The best way to send a message to Tallahassee that Floridians want fairer taxes and less extreme government is to say "no" to the 11 state constitutional amendments on the Nov. 6 ballot. Florida doesn't need a single one of the measures authored by the Legislature and presented with attractive but deceptive titles and dense summaries.
The amendments fall into two broad categories. One is a pernicious effort to sneak a conservative social agenda into the state Constitution by soft-selling the changes. The other is a raft of tax cuts that benefit arbitrary groups of people and interests. To the casual observer, these tax measures may sport the veneer of beneficent public policy, but they would only make Florida's property tax system more unfair. None is a good deal for the state or the average Floridian.
The kind of duplicity that afflicts many of the amendments is most apparent in Amendment 8. Titled by lawmakers "Religious Freedom," Amendment 8 actually constricts religious freedom by lifting limits on state funding for religious institutions and schools. It would result in Floridians being forced, through their taxes, to support faiths they reject — the very definition of religious compulsion.
Amendment 6, a direct assault on a woman's legal right to choose an abortion, is dressed up to look like palatable limits on public funding of abortion. And Amendment 5, titled "State Courts," is a power grab by the Legislature to wrest greater control over the state judiciary.
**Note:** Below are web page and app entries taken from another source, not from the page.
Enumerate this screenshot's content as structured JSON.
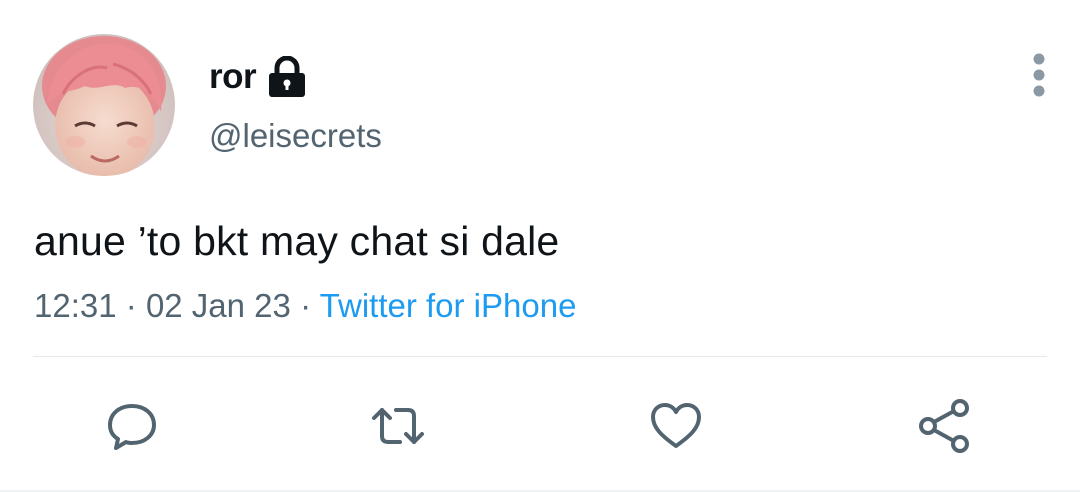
{
  "tweet": {
    "display_name": "ror",
    "handle": "@leisecrets",
    "protected_icon": "lock-icon",
    "text": "anue ’to bkt may chat si dale",
    "time": "12:31",
    "separator": "·",
    "date": "02 Jan 23",
    "source": "Twitter for iPhone"
  },
  "actions": {
    "reply_icon": "speech-bubble-icon",
    "retweet_icon": "retweet-icon",
    "like_icon": "heart-icon",
    "share_icon": "share-icon"
  },
  "more_icon": "vertical-ellipsis-icon",
  "colors": {
    "text_primary": "#0f1419",
    "text_secondary": "#536471",
    "link": "#1d9bf0",
    "icon": "#536471",
    "divider": "#e6e9ec"
  }
}
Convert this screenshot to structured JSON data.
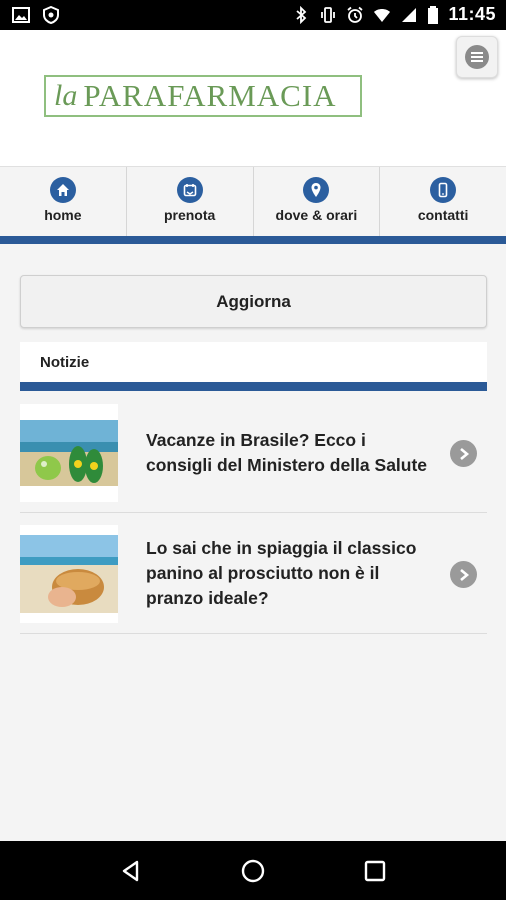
{
  "status_bar": {
    "time": "11:45",
    "left_icons": [
      "image-icon",
      "shield-icon"
    ],
    "right_icons": [
      "bluetooth-icon",
      "vibrate-icon",
      "alarm-icon",
      "wifi-icon",
      "signal-icon",
      "battery-icon"
    ]
  },
  "header": {
    "logo_prefix": "la",
    "logo_brand": "PARAFARMACIA",
    "menu_icon": "menu-icon"
  },
  "nav": {
    "items": [
      {
        "label": "home",
        "icon": "home-icon"
      },
      {
        "label": "prenota",
        "icon": "calendar-icon"
      },
      {
        "label": "dove & orari",
        "icon": "location-pin-icon"
      },
      {
        "label": "contatti",
        "icon": "phone-icon"
      }
    ]
  },
  "main": {
    "refresh_label": "Aggiorna",
    "section_title": "Notizie",
    "news": [
      {
        "title": "Vacanze in Brasile? Ecco i consigli del Ministero della Salute",
        "thumb": "beach-flipflops-thumbnail"
      },
      {
        "title": "Lo sai che in spiaggia il classico panino al prosciutto non è il pranzo ideale?",
        "thumb": "beach-sandwich-thumbnail"
      }
    ]
  },
  "system_nav": {
    "icons": [
      "back-icon",
      "home-circle-icon",
      "recents-icon"
    ]
  },
  "colors": {
    "accent_blue": "#2b5a97",
    "logo_green": "#6a9a57"
  }
}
The amendment's excessively wordy summary will confuse as much as enlighten, particularly when the real fallout of passage would be more politicized courts.
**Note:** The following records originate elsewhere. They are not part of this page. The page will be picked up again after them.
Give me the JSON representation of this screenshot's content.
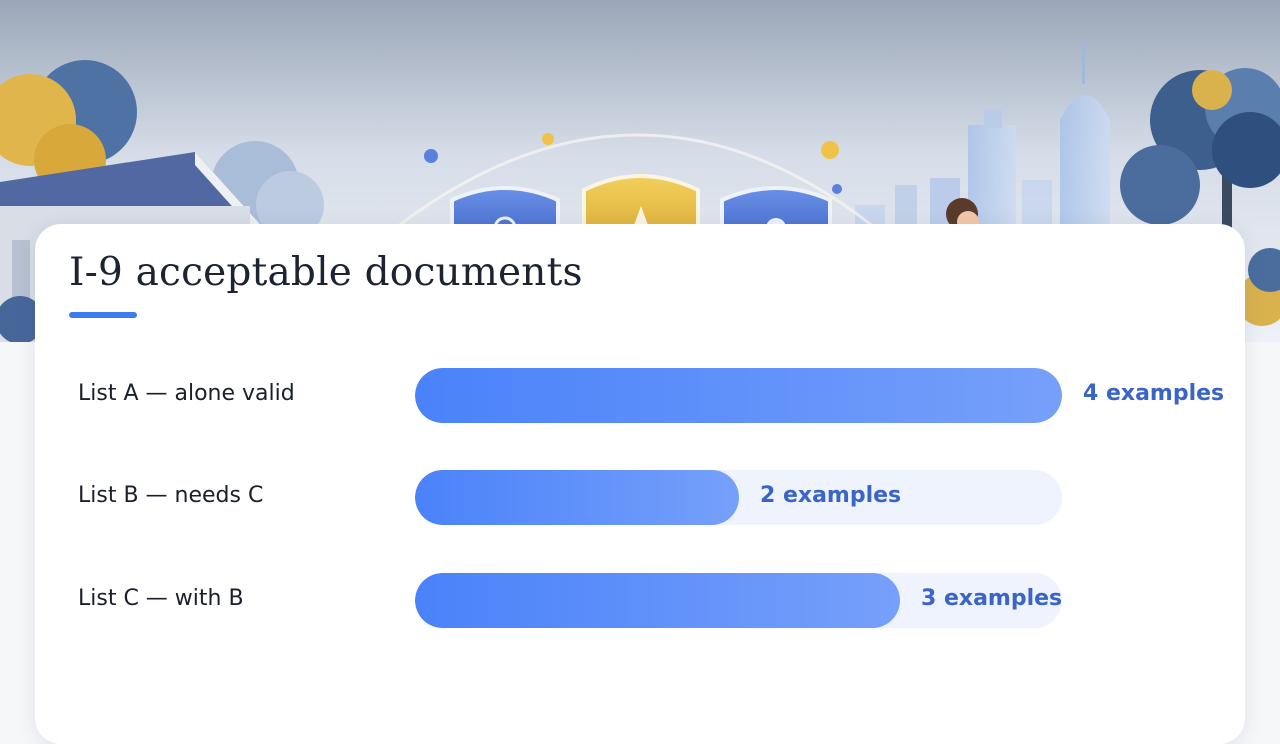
{
  "title": "I-9 acceptable documents",
  "colors": {
    "accent": "#3d7bf0",
    "bar_start": "#4a82fa",
    "bar_end": "#76a0fa",
    "track": "#eef3fe",
    "value_text": "#3a64c8"
  },
  "chart_data": {
    "type": "bar",
    "orientation": "horizontal",
    "categories": [
      "List A — alone valid",
      "List B — needs C",
      "List C — with B"
    ],
    "values": [
      4,
      2,
      3
    ],
    "value_labels": [
      "4 examples",
      "2 examples",
      "3 examples"
    ],
    "title": "I-9 acceptable documents",
    "xlim": [
      0,
      4
    ],
    "grid": false
  }
}
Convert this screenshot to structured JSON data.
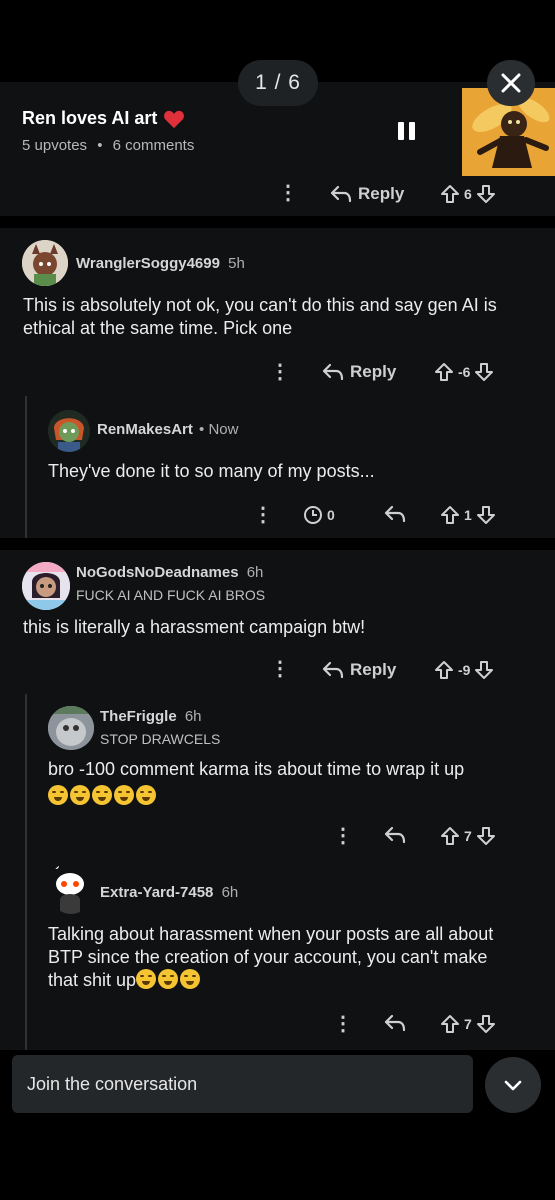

Six of the 11 amendments would shrink public coffers and handicap the ability of the state and local governments to invest in education, public safety, parks and essential services. Amendment 3 would implement a tax-cap scheme that Colorado has already suspended due to its devastating effect. Amendments 2, 9, 10 and 11 represent a cherry-picking approach to property tax breaks, where sentimentally favored groups such as disabled veterans, low-income senior citizens and surviving spouses of those killed in the line of duty, plus businesses, get special deals. And Amendment 4 would further complicate an already grossly unfair property tax system that can find like-situated owners of identical homes or businesses paying far different taxes.
Voters may be tempted to just skip the amendments altogether, but that may be what lawmakers had in mind. Passage requires only 60 percent of the votes cast for each measure, not 60 percent of all voters. Taking the time to vote "no" is essential to defeating them. (Voters in Pinellas County should take care and not confuse the amendments with a school funding measure, which is deserving of voter support.)
By just saying "no" to all 11 amendments, Florida voters will demonstrate they are more moderate and sensible than their legislative leaders. That should come as a surprise to no one outside of the state Capitol.